(First published September 2005 in The Mayor’s Alliance for Mayor’s Alliance for NYC’s Animals newsletter, Out of the Cage!)
The heartworm parasite is transmitted to dogs and cats by mosquitoes.
According to the Heartworm Society, “an ounce of prevention beats a pound of cure.” I encourage my clients to take this literally. Occasionally, I encounter a naturalist who is wary of overmedicating his or her pet. A very small dose of a very safe medication is all that is required to prevent heartworm disease. The heartworm (Dirofilaria immitis) is a blood-borne parasite, which is transmitted by mosquitoes. The disease, though easily preventable, is now found in all 50 states. Areas with large mosquito populations have the highest infection rates.
You may have seen a picture at your veterinarian’s office of a heart filled with spaghetti-like worms. Apart from making you feel squeamish, the parasites are actually quite dangerous. Untreated dogs can die, and those who do undergo treatment have a very difficult recovery. Harsh medications are required to kill and expel the worms.
Prevention, on the other hand, is quite safe and simple. There is no reason we should even have cases of heartworm disease in the United States! All adult dogs should have a blood test taken prior to starting prevention (to be sure he or she isn’t already infected). If the test is positive, your veterinarian can guide you through the treatment. Incidence of heartworm disease is much lower in cats (especially indoor cats who live in cooler, dryer climates). The disease develops differently in cats and can be trickier to diagnose than a simple blood test. Your veterinarian will let you know if there is any reason to suspect heartworm disease in your cat.
Symptoms of heartworm disease in the dog include progressive cough, exercise intolerance, lethargy, weight loss, or poor body condition. Ultimately the disease can lead to congestive heart failure. Untreated dogs act as a reservoir for the disease, even though it’s not transmitted directly from dog to dog.

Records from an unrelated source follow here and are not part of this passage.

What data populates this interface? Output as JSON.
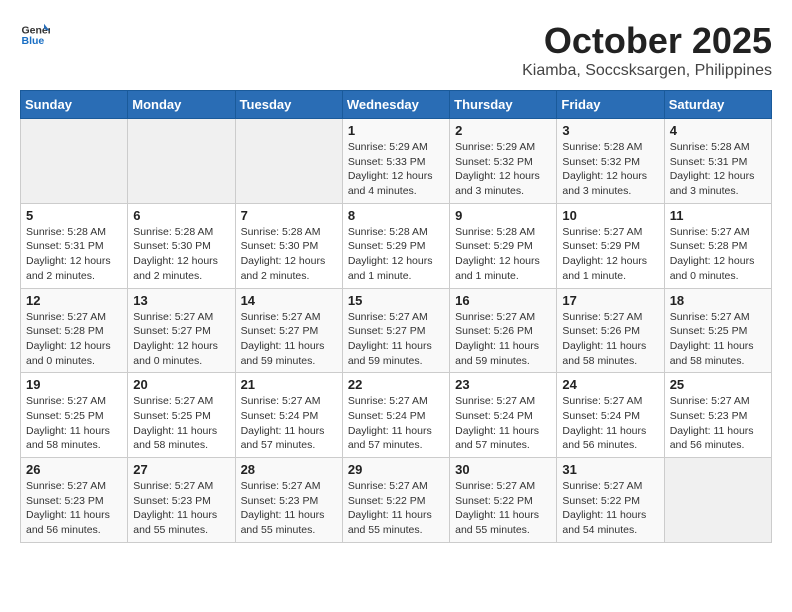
{
  "header": {
    "logo_general": "General",
    "logo_blue": "Blue",
    "month": "October 2025",
    "location": "Kiamba, Soccsksargen, Philippines"
  },
  "days_of_week": [
    "Sunday",
    "Monday",
    "Tuesday",
    "Wednesday",
    "Thursday",
    "Friday",
    "Saturday"
  ],
  "weeks": [
    [
      {
        "day": "",
        "info": ""
      },
      {
        "day": "",
        "info": ""
      },
      {
        "day": "",
        "info": ""
      },
      {
        "day": "1",
        "info": "Sunrise: 5:29 AM\nSunset: 5:33 PM\nDaylight: 12 hours\nand 4 minutes."
      },
      {
        "day": "2",
        "info": "Sunrise: 5:29 AM\nSunset: 5:32 PM\nDaylight: 12 hours\nand 3 minutes."
      },
      {
        "day": "3",
        "info": "Sunrise: 5:28 AM\nSunset: 5:32 PM\nDaylight: 12 hours\nand 3 minutes."
      },
      {
        "day": "4",
        "info": "Sunrise: 5:28 AM\nSunset: 5:31 PM\nDaylight: 12 hours\nand 3 minutes."
      }
    ],
    [
      {
        "day": "5",
        "info": "Sunrise: 5:28 AM\nSunset: 5:31 PM\nDaylight: 12 hours\nand 2 minutes."
      },
      {
        "day": "6",
        "info": "Sunrise: 5:28 AM\nSunset: 5:30 PM\nDaylight: 12 hours\nand 2 minutes."
      },
      {
        "day": "7",
        "info": "Sunrise: 5:28 AM\nSunset: 5:30 PM\nDaylight: 12 hours\nand 2 minutes."
      },
      {
        "day": "8",
        "info": "Sunrise: 5:28 AM\nSunset: 5:29 PM\nDaylight: 12 hours\nand 1 minute."
      },
      {
        "day": "9",
        "info": "Sunrise: 5:28 AM\nSunset: 5:29 PM\nDaylight: 12 hours\nand 1 minute."
      },
      {
        "day": "10",
        "info": "Sunrise: 5:27 AM\nSunset: 5:29 PM\nDaylight: 12 hours\nand 1 minute."
      },
      {
        "day": "11",
        "info": "Sunrise: 5:27 AM\nSunset: 5:28 PM\nDaylight: 12 hours\nand 0 minutes."
      }
    ],
    [
      {
        "day": "12",
        "info": "Sunrise: 5:27 AM\nSunset: 5:28 PM\nDaylight: 12 hours\nand 0 minutes."
      },
      {
        "day": "13",
        "info": "Sunrise: 5:27 AM\nSunset: 5:27 PM\nDaylight: 12 hours\nand 0 minutes."
      },
      {
        "day": "14",
        "info": "Sunrise: 5:27 AM\nSunset: 5:27 PM\nDaylight: 11 hours\nand 59 minutes."
      },
      {
        "day": "15",
        "info": "Sunrise: 5:27 AM\nSunset: 5:27 PM\nDaylight: 11 hours\nand 59 minutes."
      },
      {
        "day": "16",
        "info": "Sunrise: 5:27 AM\nSunset: 5:26 PM\nDaylight: 11 hours\nand 59 minutes."
      },
      {
        "day": "17",
        "info": "Sunrise: 5:27 AM\nSunset: 5:26 PM\nDaylight: 11 hours\nand 58 minutes."
      },
      {
        "day": "18",
        "info": "Sunrise: 5:27 AM\nSunset: 5:25 PM\nDaylight: 11 hours\nand 58 minutes."
      }
    ],
    [
      {
        "day": "19",
        "info": "Sunrise: 5:27 AM\nSunset: 5:25 PM\nDaylight: 11 hours\nand 58 minutes."
      },
      {
        "day": "20",
        "info": "Sunrise: 5:27 AM\nSunset: 5:25 PM\nDaylight: 11 hours\nand 58 minutes."
      },
      {
        "day": "21",
        "info": "Sunrise: 5:27 AM\nSunset: 5:24 PM\nDaylight: 11 hours\nand 57 minutes."
      },
      {
        "day": "22",
        "info": "Sunrise: 5:27 AM\nSunset: 5:24 PM\nDaylight: 11 hours\nand 57 minutes."
      },
      {
        "day": "23",
        "info": "Sunrise: 5:27 AM\nSunset: 5:24 PM\nDaylight: 11 hours\nand 57 minutes."
      },
      {
        "day": "24",
        "info": "Sunrise: 5:27 AM\nSunset: 5:24 PM\nDaylight: 11 hours\nand 56 minutes."
      },
      {
        "day": "25",
        "info": "Sunrise: 5:27 AM\nSunset: 5:23 PM\nDaylight: 11 hours\nand 56 minutes."
      }
    ],
    [
      {
        "day": "26",
        "info": "Sunrise: 5:27 AM\nSunset: 5:23 PM\nDaylight: 11 hours\nand 56 minutes."
      },
      {
        "day": "27",
        "info": "Sunrise: 5:27 AM\nSunset: 5:23 PM\nDaylight: 11 hours\nand 55 minutes."
      },
      {
        "day": "28",
        "info": "Sunrise: 5:27 AM\nSunset: 5:23 PM\nDaylight: 11 hours\nand 55 minutes."
      },
      {
        "day": "29",
        "info": "Sunrise: 5:27 AM\nSunset: 5:22 PM\nDaylight: 11 hours\nand 55 minutes."
      },
      {
        "day": "30",
        "info": "Sunrise: 5:27 AM\nSunset: 5:22 PM\nDaylight: 11 hours\nand 55 minutes."
      },
      {
        "day": "31",
        "info": "Sunrise: 5:27 AM\nSunset: 5:22 PM\nDaylight: 11 hours\nand 54 minutes."
      },
      {
        "day": "",
        "info": ""
      }
    ]
  ]
}
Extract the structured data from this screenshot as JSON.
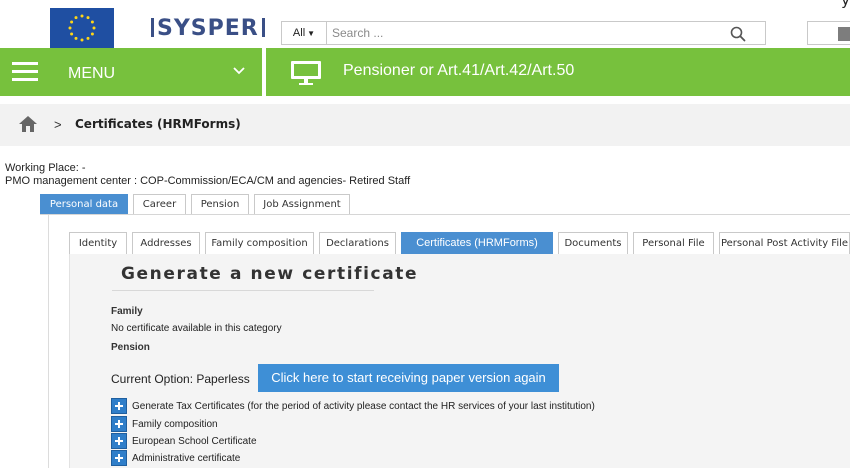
{
  "header": {
    "cut_text": "y",
    "logo_text": "SYSPER",
    "search": {
      "scope": "All",
      "placeholder": "Search ..."
    }
  },
  "menubar": {
    "menu_label": "MENU",
    "status_label": "Pensioner or Art.41/Art.42/Art.50"
  },
  "breadcrumb": {
    "separator": ">",
    "current": "Certificates (HRMForms)"
  },
  "working_place": {
    "line1": "Working Place: -",
    "line2": "PMO management center : COP-Commission/ECA/CM and agencies- Retired Staff"
  },
  "main_tabs": [
    {
      "label": "Personal data",
      "active": true
    },
    {
      "label": "Career",
      "active": false
    },
    {
      "label": "Pension",
      "active": false
    },
    {
      "label": "Job Assignment",
      "active": false
    }
  ],
  "sub_tabs": [
    {
      "label": "Identity",
      "active": false
    },
    {
      "label": "Addresses",
      "active": false
    },
    {
      "label": "Family composition",
      "active": false
    },
    {
      "label": "Declarations",
      "active": false
    },
    {
      "label": "Certificates (HRMForms)",
      "active": true
    },
    {
      "label": "Documents",
      "active": false
    },
    {
      "label": "Personal File",
      "active": false
    },
    {
      "label": "Personal Post Activity File",
      "active": false
    }
  ],
  "content": {
    "title": "Generate a new certificate",
    "family_heading": "Family",
    "family_empty": "No certificate available in this category",
    "pension_heading": "Pension",
    "current_option": "Current Option: Paperless",
    "paper_button": "Click here to start receiving paper version again",
    "certificates": [
      "Generate Tax Certificates (for the period of activity please contact the HR services of your last institution)",
      "Family composition",
      "European School Certificate",
      "Administrative certificate"
    ]
  },
  "colors": {
    "menubar": "#77c13d",
    "active_tab": "#4a8fd1",
    "button": "#3e8fd6",
    "logo": "#3a4f86"
  }
}
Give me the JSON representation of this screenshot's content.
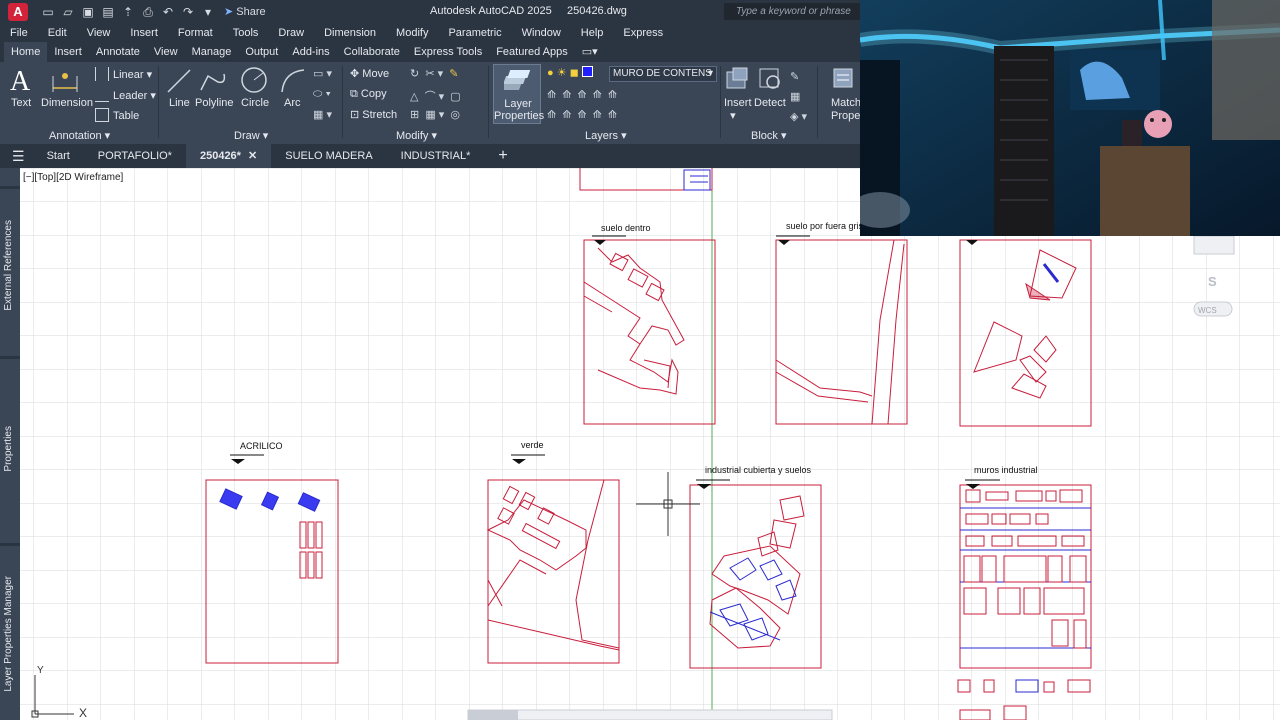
{
  "titlebar": {
    "app_title": "Autodesk AutoCAD 2025     250426.dwg",
    "app_logo": "A",
    "share_label": "Share",
    "search_placeholder": "Type a keyword or phrase"
  },
  "menu": [
    "File",
    "Edit",
    "View",
    "Insert",
    "Format",
    "Tools",
    "Draw",
    "Dimension",
    "Modify",
    "Parametric",
    "Window",
    "Help",
    "Express"
  ],
  "ribbon_tabs": [
    "Home",
    "Insert",
    "Annotate",
    "View",
    "Manage",
    "Output",
    "Add-ins",
    "Collaborate",
    "Express Tools",
    "Featured Apps"
  ],
  "ribbon": {
    "annotation": {
      "text": "Text",
      "dimension": "Dimension",
      "linear": "Linear",
      "leader": "Leader",
      "table": "Table",
      "panel": "Annotation"
    },
    "draw": {
      "line": "Line",
      "polyline": "Polyline",
      "circle": "Circle",
      "arc": "Arc",
      "panel": "Draw"
    },
    "modify": {
      "move": "Move",
      "copy": "Copy",
      "stretch": "Stretch",
      "panel": "Modify"
    },
    "layers": {
      "layer_properties_1": "Layer",
      "layer_properties_2": "Properties",
      "current_layer": "MURO DE CONTENS",
      "panel": "Layers"
    },
    "block": {
      "insert": "Insert",
      "detect": "Detect",
      "panel": "Block"
    },
    "properties": {
      "match_1": "Match",
      "match_2": "Propertie"
    }
  },
  "file_tabs": [
    "Start",
    "PORTAFOLIO*",
    "250426*",
    "SUELO MADERA",
    "INDUSTRIAL*"
  ],
  "active_file_tab": "250426*",
  "palettes": [
    "External References",
    "Properties",
    "Layer Properties Manager"
  ],
  "viewport_label": "[−][Top][2D Wireframe]",
  "sheets": {
    "s1": "suelo dentro",
    "s2": "suelo por fuera gris",
    "s3": "ACRILICO",
    "s4": "verde",
    "s5": "industrial cubierta y suelos",
    "s6": "muros industrial"
  },
  "viewcube": {
    "south": "S",
    "wcs": "WCS"
  },
  "ucs": {
    "y": "Y",
    "x": "X"
  },
  "colors": {
    "accent": "#3a4556",
    "dark": "#2b3441",
    "drawing_red": "#c81e3c",
    "drawing_blue": "#2a2ad0",
    "grid": "#d6d6d6"
  }
}
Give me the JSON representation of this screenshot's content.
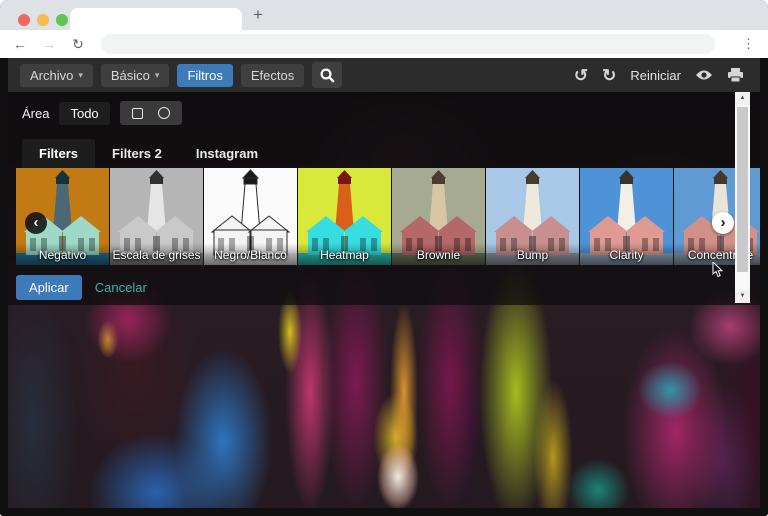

If your dog is diagnosed with heartworm disease, other blood tests and x-rays will be needed to determine the full extent of the infection. Any secondary problems will need to be addressed prior to starting treatment.
Harsh medications are required to kill and expel heartworms once your dog is infected with this parasite. (Image courtesy of Heartworm Society)
The treatment itself involves use of an arsenic compound (as in Arsenic and Old Lace!). Fortunately we have newer drugs that are safer and have fewer side effects, but it remains a fairly harsh process with some risks. Based on the staging of your dog’s disease, your veterinarian will choose an appropriate course of treatment. It’s important to keep the dog quiet after the treatment so that the dead worms don’t dislodge and travel to the lungs. In rare, severe cases, a surgical procedure might be needed to physically remove the worms. Your veterinarian will advise you on any follow-up screening.
The Heartworm Society recommends annual blood testing, even for dogs on year-round treatment, because owners might occasionally forget a dose. All of this information (and more!) is available on the website of the American Heartworm Society.